*Exercise aim*: Could you filter the records below and return each line that holds "title"?

══════════

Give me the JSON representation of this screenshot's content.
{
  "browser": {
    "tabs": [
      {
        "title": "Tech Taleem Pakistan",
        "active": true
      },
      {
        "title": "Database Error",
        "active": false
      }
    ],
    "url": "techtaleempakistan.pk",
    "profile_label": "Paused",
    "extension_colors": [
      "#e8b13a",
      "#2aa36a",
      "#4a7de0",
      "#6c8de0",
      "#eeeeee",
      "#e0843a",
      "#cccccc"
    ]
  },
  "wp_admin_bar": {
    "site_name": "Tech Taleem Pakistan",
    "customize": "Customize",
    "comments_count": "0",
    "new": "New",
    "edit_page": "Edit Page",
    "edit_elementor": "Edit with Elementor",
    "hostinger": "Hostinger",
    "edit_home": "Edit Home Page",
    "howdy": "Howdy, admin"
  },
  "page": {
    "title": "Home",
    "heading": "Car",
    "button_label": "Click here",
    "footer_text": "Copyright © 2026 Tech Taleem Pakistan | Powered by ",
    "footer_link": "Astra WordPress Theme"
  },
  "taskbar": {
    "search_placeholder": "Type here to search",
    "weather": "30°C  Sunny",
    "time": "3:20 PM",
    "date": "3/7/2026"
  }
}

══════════

*Answer space*:
        "title": "Tech Taleem Pakistan",
        "title": "Database Error",
    "title": "Home",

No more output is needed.